Blog – machine intelligence research institute gas vs electric stove safety

n aturalized world-models — Problems related to modeling large, complex physical environments that lack a sharp agent/environment boundary. Central examples of problems in this category include logical uncertainty, naturalized induction, multi-level world models, and ontological crises.

decision theory — Problems related to modeling the consequences of different (actual and counterfactual) decision outputs, so that the decision-maker can choose the output with the best consequences. Central problems include counterfactuals, updatelessness, coordination, extortion, and reflective stability.

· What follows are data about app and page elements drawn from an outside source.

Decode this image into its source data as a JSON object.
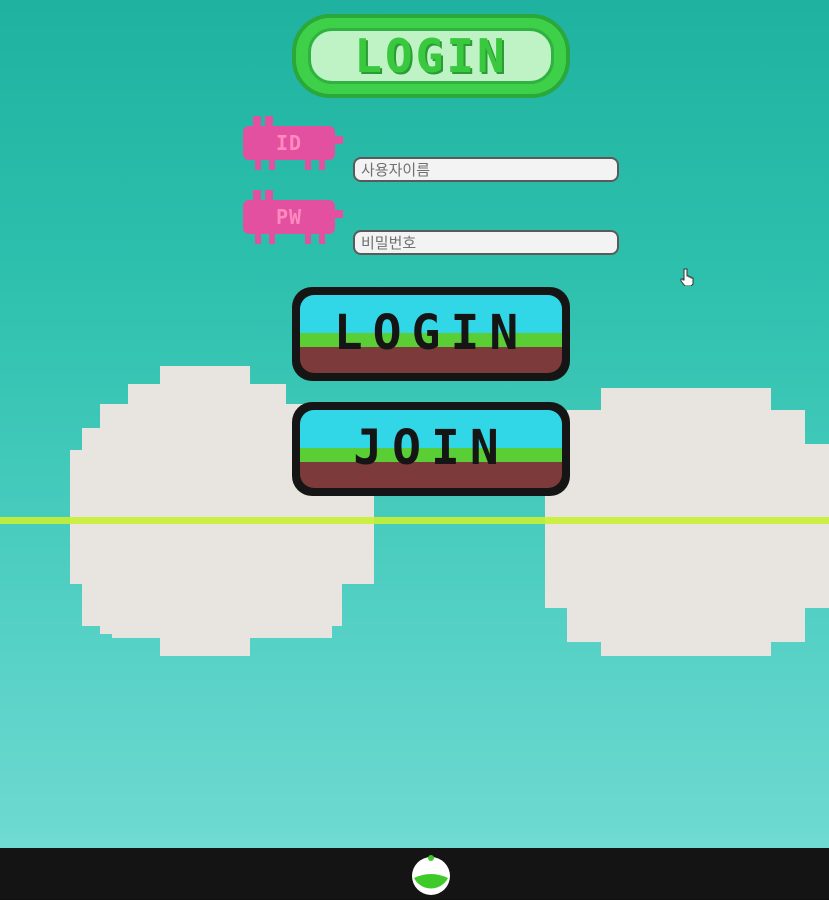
{
  "header": {
    "title": "LOGIN"
  },
  "form": {
    "id_label": "ID",
    "pw_label": "PW",
    "username_placeholder": "사용자이름",
    "password_placeholder": "비밀번호"
  },
  "actions": {
    "login_label": "LOGIN",
    "join_label": "JOIN"
  },
  "colors": {
    "sky": "#2cbfac",
    "title_green": "#3fd04a",
    "tag_pink": "#e2509f",
    "button_sky": "#31d7e6",
    "button_grass": "#59cf35",
    "button_dirt": "#7c3b3a",
    "horizon": "#c8f032",
    "cloud": "#e8e4e0"
  },
  "icons": {
    "cursor": "hand-pointer-icon",
    "dock_app": "green-app-icon"
  }
}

subsystem alignment — Problems related to ensuring that an AI system’s subsystems are not working at cross purposes, and in particular that the system avoids creating internal subprocesses that optimize for unintended goals. Central problems include benign induction.

other — Alignment research that doesn’t fall into the above categories. If we make progress on the open problems described in “ Alignment for Advanced ML Systems ,” and the progress is less connected to our agent foundations work and more ML-oriented, then we’ll likely classify it here.

Goodhart’s Law states that “any observed statistical regularity will tend to collapse once pressure is placed upon it for control purposes.” However, this is not a single phenomenon. In Goodhart Taxonomy, I proposed that there are (at least) four different mechanisms through which proxy measures break when you optimize for them: Regressional, Extremal, Causal, and Adversarial.

This paper represents an attempt to categorize a class of simple statistical misalignments that occur both in any algorithmic system used for optimization, and in many human systems that rely on metrics for optimization. The dynamics highlighted are hopefully useful to explain many situations of interest in policy design, in machine learning, and in specific questions about AI alignment.

In policy, these dynamics are commonly encountered but too-rarely discussed clearly. In machine learning, these errors include extremal Goodhart effects due to using limited data and choosing overly parsimonious models, errors that occur due to myopic consideration of goals, and mistakes that occur when ignoring causality in a system. Finally, in AI alignment, these issues are fundamental to both aligning systems towards a goal, and assuring that the system’s metrics do not have perverse effects once the system begins optimizing for them.

• Model: Patterns tend to break at simple joints. One simple subset of worlds is those worlds in which U is very large. Thus, a strong correlation between U and V observed for naturally occuring U values may not transfer to worlds in which U is very large. Further, since there may be relatively few naturally occuring worlds in which U is very large, extremely large U may coincide with small V values without breaking the statistical correlation.

• Example: The tallest person on record, Robert Wadlow, was 8’11” (2.72m). He grew to that height because of a pituitary disorder; he would have struggled to play basketball because he “required leg braces to walk and had little feeling in his legs and feet.”

• Model: If V causes U (or if V and U are both caused by some third thing), then a correlation between V and U may be observed. However, when you intervene to increase U through some mechanism that does not involve V, you will fail to also increase V.

• Model: Consider an agent A with some different goal W. Since they depend on common resources, W and V are naturally opposed. If you optimize U as a proxy for V, and A knows this, A is incentivized to make large U values coincide with large W values, thus stopping them from coinciding with large V values.